It's amazing how maple syrup can brighten an attitude. In the morning, after delicious dark-chocolate pancakes smothered in top quality light Quebecois, everyone's chipper - and Dave, after one of the worst nights of his life, has regained hearing in his ear. Not even our next stop, Pike Lake, dampens our spirits, despite it being one of the eeriest in Ontario: uncannily blue, clear water into which you can peer down as far as 20m. A snapping turtle lies dead, just underwater by the shore, covered in a greenish fuzz. The water has a strange, metallic taste. There's no other sign of life. The reason for Pike, and the many other "dead" lakes around Ontario, can be seen from the top of Silver Peak. We sweat out the two-hour hike from the tangled shorelines, up through birch forest and into the open "silver" or white quartzite that caps this 539m mountain. The panorama of green and blue that surrounds you for 360 degrees is marred only by three exclamation points: the smokestacks of the Inco copper mine, one of which has the dubious honour of being the tallest smokestack in North America (350m) and the even more dubious honour of being partly responsible for the acid rain that devastated Pike.

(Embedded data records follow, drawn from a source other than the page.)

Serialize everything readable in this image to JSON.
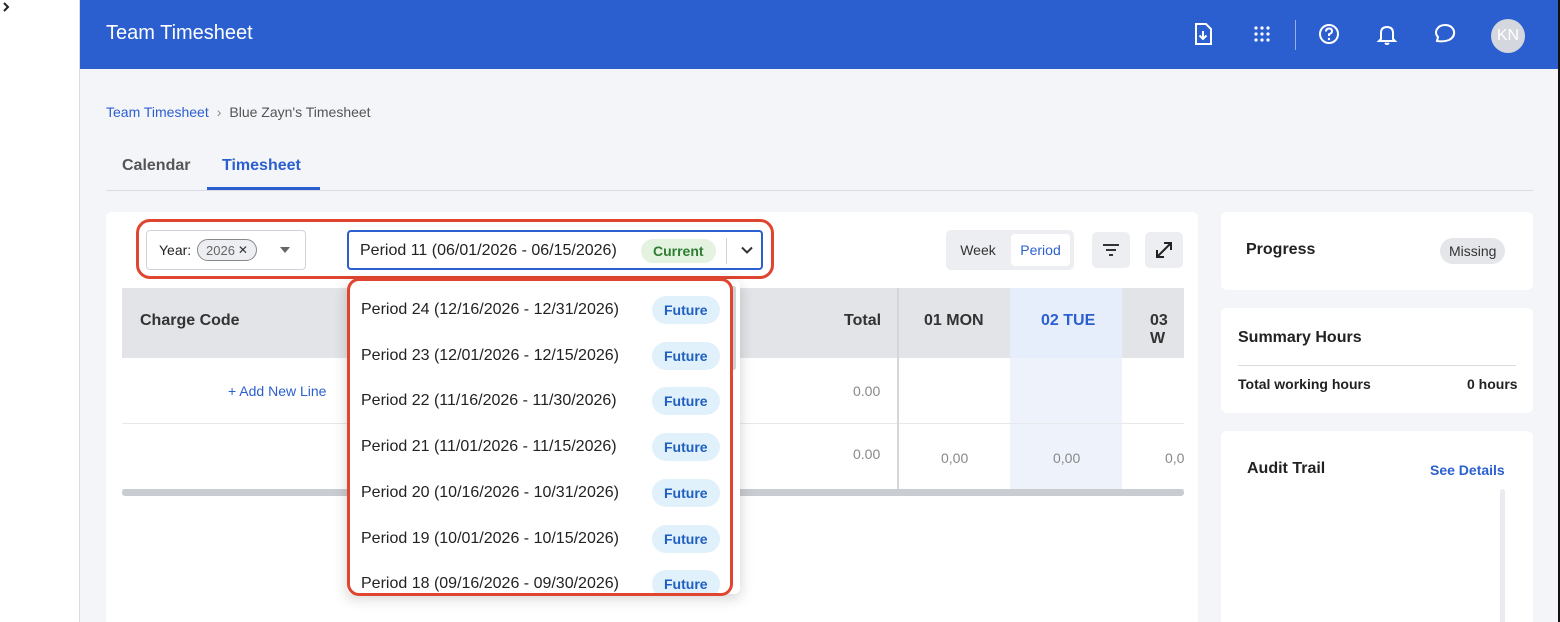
{
  "app": {
    "title": "Team Timesheet",
    "avatar_initials": "KN",
    "accent": "#2b5fd0"
  },
  "breadcrumb": {
    "parent": "Team Timesheet",
    "separator": "›",
    "current": "Blue Zayn's Timesheet"
  },
  "tabs": [
    {
      "label": "Calendar",
      "active": false
    },
    {
      "label": "Timesheet",
      "active": true
    }
  ],
  "filters": {
    "year_label": "Year:",
    "year_value": "2026",
    "period_selected": "Period 11 (06/01/2026 - 06/15/2026)",
    "period_badge": "Current"
  },
  "view_toggle": {
    "week": "Week",
    "period": "Period",
    "selected": "Period"
  },
  "table": {
    "headers": {
      "charge_code": "Charge Code",
      "total": "Total",
      "days": [
        "01 MON",
        "02 TUE",
        "03 W"
      ]
    },
    "add_line": "+ Add New Line",
    "row1_total": "0.00",
    "row2": {
      "total": "0.00",
      "mon": "0,00",
      "tue": "0,00",
      "wed": "0,0"
    }
  },
  "period_options": [
    {
      "label": "Period 24 (12/16/2026 - 12/31/2026)",
      "badge": "Future"
    },
    {
      "label": "Period 23 (12/01/2026 - 12/15/2026)",
      "badge": "Future"
    },
    {
      "label": "Period 22 (11/16/2026 - 11/30/2026)",
      "badge": "Future"
    },
    {
      "label": "Period 21 (11/01/2026 - 11/15/2026)",
      "badge": "Future"
    },
    {
      "label": "Period 20 (10/16/2026 - 10/31/2026)",
      "badge": "Future"
    },
    {
      "label": "Period 19 (10/01/2026 - 10/15/2026)",
      "badge": "Future"
    },
    {
      "label": "Period 18 (09/16/2026 - 09/30/2026)",
      "badge": "Future"
    }
  ],
  "progress": {
    "title": "Progress",
    "status": "Missing"
  },
  "summary": {
    "title": "Summary Hours",
    "row_label": "Total working hours",
    "row_value": "0 hours"
  },
  "audit": {
    "title": "Audit Trail",
    "link": "See Details"
  },
  "icons": {
    "rail": [
      "logo-cube-icon",
      "pie-chart-icon",
      "calendar-grid-icon",
      "contact-card-icon",
      "chart-add-icon",
      "calendar-list-icon"
    ],
    "header": [
      "export-file-icon",
      "apps-grid-icon",
      "help-icon",
      "bell-icon",
      "chat-icon"
    ]
  }
}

As we descend, the blackflies finally wake from their winter slumber and swarm us, like jets circling King Kong. No matter. We've all broken through into a new mode of thought. We are one with nature. Our filth feels comfortable. And on our last night, huddled around the fire in seven layers of clothing as the temperature drops to 5°C, even the instant pad Thai "emergency dinner" tastes brilliant. We determine to open a restaurant in which guests will perform half an hour of manual labour before eating whatever the hell we choose, outside, with a communal Swiss army knife, out of a Frisbee. It'll be called Campsite. We'll be rich. Nobody will be able to make us shower again.